Bigfoot Willow


Long-term Instructions for the Bigfoot Hybrid Willow

To get the most out of your Bigfoot Hybrid Willows, one has to understand that these fast growing trees like to be pushed and can be pushed harder than any of the common trees that exist today.

Mulching is one of the best ideas you need to remember. Mulching helps keep the soil moist and usually eliminates the need to water beyond the first year, but also allowing your Bigfoot Willow Hybrid to keep growing and growing. Mulch also neutralizes sod that tries to grow close to the trunk.

Sod does two major negative things: it robs your Bigfoot Hybrid Willow of moisture and when fertilizing, it is greedy and uses a lot of that also.

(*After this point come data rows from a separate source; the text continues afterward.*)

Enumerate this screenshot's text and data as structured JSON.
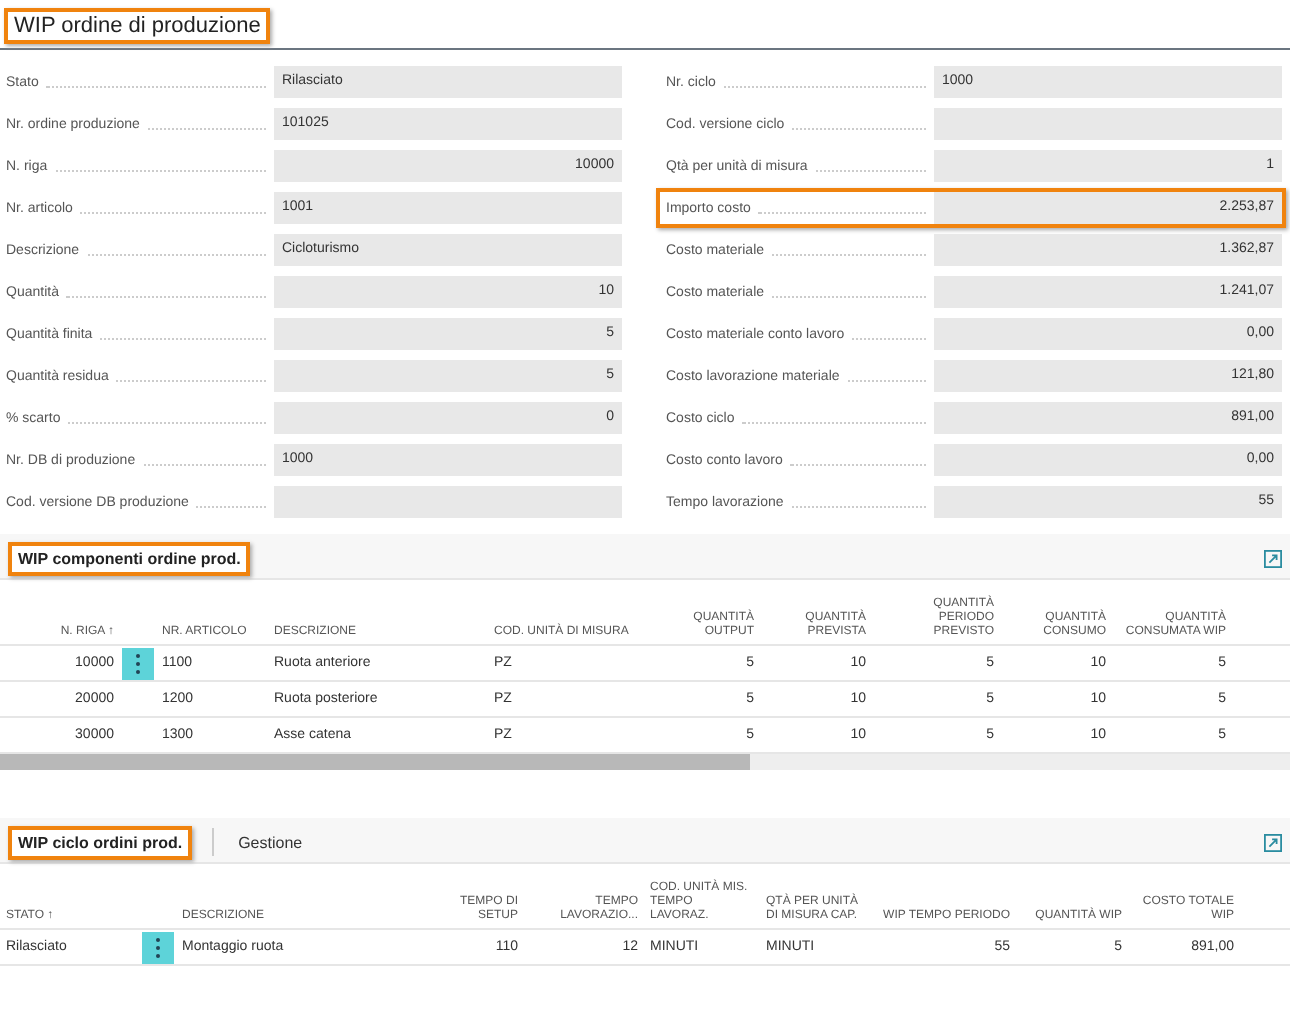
{
  "header": {
    "title": "WIP ordine di produzione",
    "highlighted": true
  },
  "fields_left": [
    {
      "label": "Stato",
      "value": "Rilasciato",
      "kind": "text",
      "highlighted": false
    },
    {
      "label": "Nr. ordine produzione",
      "value": "101025",
      "kind": "text",
      "highlighted": false
    },
    {
      "label": "N. riga",
      "value": "10000",
      "kind": "number",
      "highlighted": false
    },
    {
      "label": "Nr. articolo",
      "value": "1001",
      "kind": "text",
      "highlighted": false
    },
    {
      "label": "Descrizione",
      "value": "Cicloturismo",
      "kind": "text",
      "highlighted": false
    },
    {
      "label": "Quantità",
      "value": "10",
      "kind": "number",
      "highlighted": false
    },
    {
      "label": "Quantità finita",
      "value": "5",
      "kind": "number",
      "highlighted": false
    },
    {
      "label": "Quantità residua",
      "value": "5",
      "kind": "number",
      "highlighted": false
    },
    {
      "label": "% scarto",
      "value": "0",
      "kind": "number",
      "highlighted": false
    },
    {
      "label": "Nr. DB di produzione",
      "value": "1000",
      "kind": "text",
      "highlighted": false
    },
    {
      "label": "Cod. versione DB produzione",
      "kind": "text",
      "highlighted": false
    }
  ],
  "fields_right": [
    {
      "label": "Nr. ciclo",
      "value": "1000",
      "kind": "text",
      "highlighted": false
    },
    {
      "label": "Cod. versione ciclo",
      "kind": "text",
      "highlighted": false
    },
    {
      "label": "Qtà per unità di misura",
      "value": "1",
      "kind": "number",
      "highlighted": false
    },
    {
      "label": "Importo costo",
      "value": "2.253,87",
      "kind": "number",
      "highlighted": true
    },
    {
      "label": "Costo materiale",
      "value": "1.362,87",
      "kind": "number",
      "highlighted": false
    },
    {
      "label": "Costo materiale",
      "value": "1.241,07",
      "kind": "number",
      "highlighted": false
    },
    {
      "label": "Costo materiale conto lavoro",
      "value": "0,00",
      "kind": "number",
      "highlighted": false
    },
    {
      "label": "Costo lavorazione materiale",
      "value": "121,80",
      "kind": "number",
      "highlighted": false
    },
    {
      "label": "Costo ciclo",
      "value": "891,00",
      "kind": "number",
      "highlighted": false
    },
    {
      "label": "Costo conto lavoro",
      "value": "0,00",
      "kind": "number",
      "highlighted": false
    },
    {
      "label": "Tempo lavorazione",
      "value": "55",
      "kind": "number",
      "highlighted": false
    }
  ],
  "parts": [
    {
      "title": "WIP componenti ordine prod.",
      "highlighted": true,
      "columns": [
        {
          "label": "N. RIGA ↑",
          "kind": "number"
        },
        {
          "label": "NR. ARTICOLO",
          "kind": "text"
        },
        {
          "label": "DESCRIZIONE",
          "kind": "text"
        },
        {
          "label": "COD. UNITÀ DI MISURA",
          "kind": "text"
        },
        {
          "label": "QUANTITÀ OUTPUT",
          "kind": "number"
        },
        {
          "label": "QUANTITÀ PREVISTA",
          "kind": "number"
        },
        {
          "label": "QUANTITÀ PERIODO PREVISTO",
          "kind": "number"
        },
        {
          "label": "QUANTITÀ CONSUMO",
          "kind": "number"
        },
        {
          "label": "QUANTITÀ CONSUMATA WIP",
          "kind": "number"
        }
      ],
      "rows": [
        {
          "selected": true,
          "cells": [
            "10000",
            "1100",
            "Ruota anteriore",
            "PZ",
            "5",
            "10",
            "5",
            "10",
            "5"
          ]
        },
        {
          "selected": false,
          "cells": [
            "20000",
            "1200",
            "Ruota posteriore",
            "PZ",
            "5",
            "10",
            "5",
            "10",
            "5"
          ]
        },
        {
          "selected": false,
          "cells": [
            "30000",
            "1300",
            "Asse catena",
            "PZ",
            "5",
            "10",
            "5",
            "10",
            "5"
          ]
        }
      ]
    },
    {
      "title": "WIP ciclo ordini prod.",
      "highlighted": true,
      "action": "Gestione",
      "columns": [
        {
          "label": "STATO ↑",
          "kind": "text"
        },
        {
          "label": "DESCRIZIONE",
          "kind": "text"
        },
        {
          "label": "TEMPO DI SETUP",
          "kind": "number"
        },
        {
          "label": "TEMPO LAVORAZIO...",
          "kind": "number"
        },
        {
          "label": "COD. UNITÀ MIS. TEMPO LAVORAZ.",
          "kind": "text"
        },
        {
          "label": "QTÀ PER UNITÀ DI MISURA CAP.",
          "kind": "text"
        },
        {
          "label": "WIP TEMPO PERIODO",
          "kind": "number"
        },
        {
          "label": "QUANTITÀ WIP",
          "kind": "number"
        },
        {
          "label": "COSTO TOTALE WIP",
          "kind": "number"
        }
      ],
      "rows": [
        {
          "selected": true,
          "cells": [
            "Rilasciato",
            "Montaggio ruota",
            "110",
            "12",
            "MINUTI",
            "MINUTI",
            "55",
            "5",
            "891,00"
          ]
        }
      ]
    }
  ]
}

Since the Bigfoot Willow Hybrid is a heavy feeder, you may have to alter how little or how often you fertilize. A general guideline is to fertilize in spring and summer. Depending on your soil's fertility and length of growing season, even up to three or 4 times a year in a fairly infertile soil. Just make sure you aren't fertilizing in late-summer to fall, when the Bigfoot Willow Hybrid is slowing down its growth and hardening off for winter.

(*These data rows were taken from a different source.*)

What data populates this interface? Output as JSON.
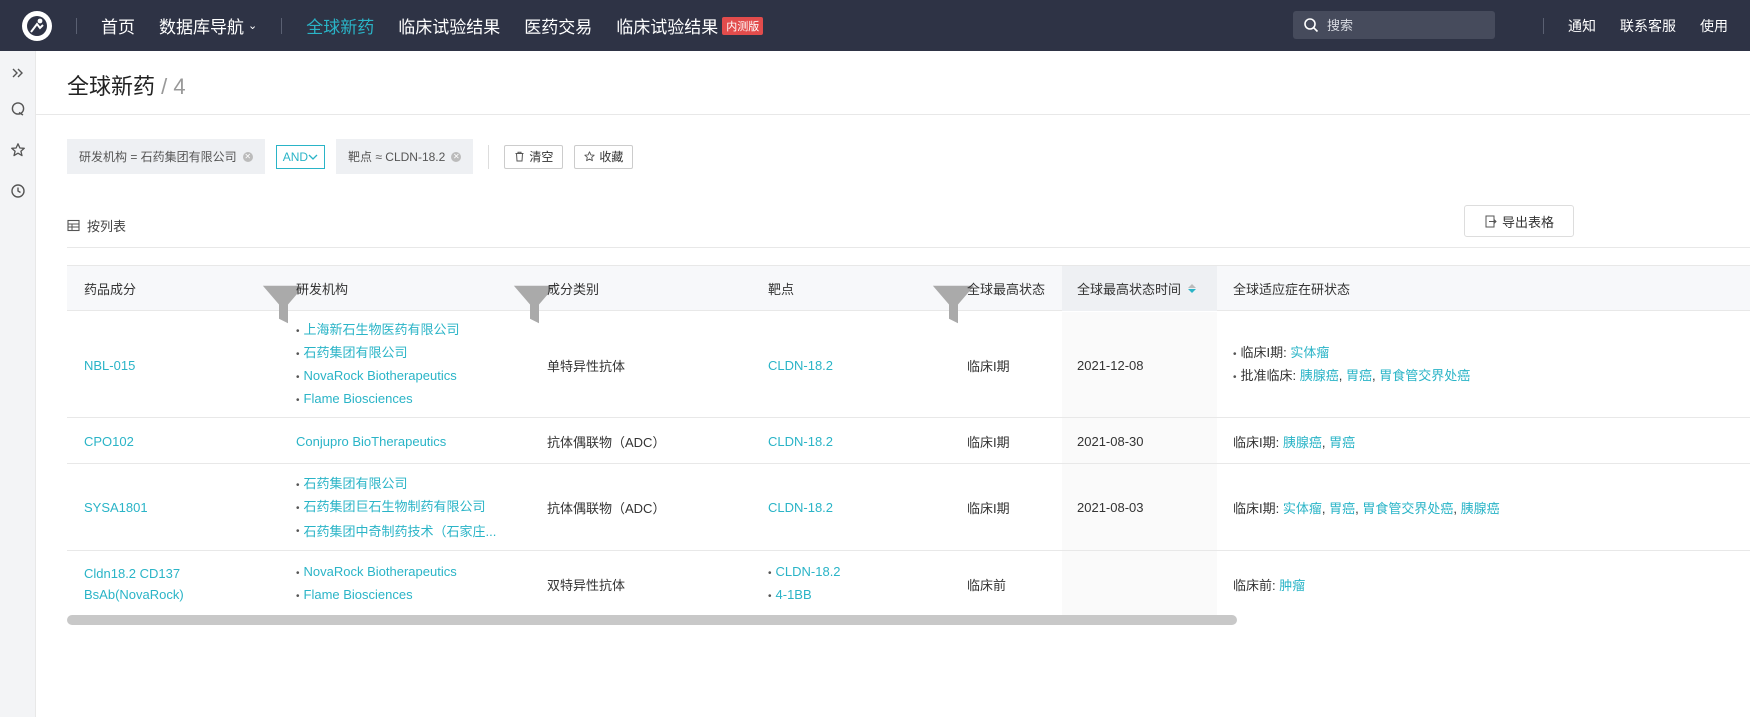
{
  "topbar": {
    "logo": "logo-icon",
    "nav": [
      {
        "label": "首页",
        "active": false
      },
      {
        "label": "数据库导航",
        "active": false,
        "dropdown": true
      },
      {
        "label": "全球新药",
        "active": true
      },
      {
        "label": "临床试验结果",
        "active": false
      },
      {
        "label": "医药交易",
        "active": false
      },
      {
        "label": "临床试验结果",
        "active": false,
        "badge": "内测版"
      }
    ],
    "search_placeholder": "搜索",
    "links": [
      "通知",
      "联系客服",
      "使用"
    ]
  },
  "sidebar": {
    "icons": [
      "expand-icon",
      "chat-icon",
      "star-icon",
      "history-icon"
    ]
  },
  "page": {
    "title": "全球新药",
    "separator": "/",
    "count": "4"
  },
  "filters": {
    "chips": [
      {
        "text": "研发机构 = 石药集团有限公司"
      },
      {
        "text": "靶点 ≈ CLDN-18.2"
      }
    ],
    "operator": "AND",
    "clear_label": "清空",
    "save_label": "收藏"
  },
  "view": {
    "label": "按列表",
    "export_label": "导出表格"
  },
  "table": {
    "columns": [
      "药品成分",
      "研发机构",
      "成分类别",
      "靶点",
      "全球最高状态",
      "全球最高状态时间",
      "全球适应症在研状态"
    ],
    "rows": [
      {
        "drug": "NBL-015",
        "orgs": [
          "上海新石生物医药有限公司",
          "石药集团有限公司",
          "NovaRock Biotherapeutics",
          "Flame Biosciences"
        ],
        "category": "单特异性抗体",
        "targets": [
          "CLDN-18.2"
        ],
        "status": "临床I期",
        "date": "2021-12-08",
        "indications": [
          {
            "stage": "临床I期",
            "items": [
              "实体瘤"
            ]
          },
          {
            "stage": "批准临床",
            "items": [
              "胰腺癌",
              "胃癌",
              "胃食管交界处癌"
            ]
          }
        ]
      },
      {
        "drug": "CPO102",
        "orgs": [
          "Conjupro BioTherapeutics"
        ],
        "category": "抗体偶联物（ADC）",
        "targets": [
          "CLDN-18.2"
        ],
        "status": "临床I期",
        "date": "2021-08-30",
        "indications": [
          {
            "stage": "临床I期",
            "items": [
              "胰腺癌",
              "胃癌"
            ]
          }
        ]
      },
      {
        "drug": "SYSA1801",
        "orgs": [
          "石药集团有限公司",
          "石药集团巨石生物制药有限公司",
          "石药集团中奇制药技术（石家庄..."
        ],
        "category": "抗体偶联物（ADC）",
        "targets": [
          "CLDN-18.2"
        ],
        "status": "临床I期",
        "date": "2021-08-03",
        "indications": [
          {
            "stage": "临床I期",
            "items": [
              "实体瘤",
              "胃癌",
              "胃食管交界处癌",
              "胰腺癌"
            ]
          }
        ]
      },
      {
        "drug": "Cldn18.2 CD137 BsAb(NovaRock)",
        "orgs": [
          "NovaRock Biotherapeutics",
          "Flame Biosciences"
        ],
        "category": "双特异性抗体",
        "targets": [
          "CLDN-18.2",
          "4-1BB"
        ],
        "status": "临床前",
        "date": "",
        "indications": [
          {
            "stage": "临床前",
            "items": [
              "肿瘤"
            ]
          }
        ]
      }
    ]
  },
  "colors": {
    "topbar_bg": "#2e3345",
    "accent": "#2ab4c7",
    "badge": "#e24c4c"
  }
}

These fast growing trees will grow the fastest in their first 3 years, average of 10' a year is possible in these years. As the years go by, the Bigfoot Willow Hybrid will grow less and less until it hits the mature height.

In its early years of fast growth, it will be fairly narrow, but this hybrid willow starts to fill out as it gets older. Do not prune off the tops of Bigfoot Willow Hybrids when they are young, hoping to have them fill out sooner. This does create a bushier tree in the short-term, but will have caused future problems to develop with a poorly-formed adult tree.

Each spring, you can look over your Bigfoot Hybrid Willows and make sure to cut out any multiple trunks and weakly-attached branches. These may compromise your Bigfoot Willow Hybrid's structure and durability in the long run.

Long Term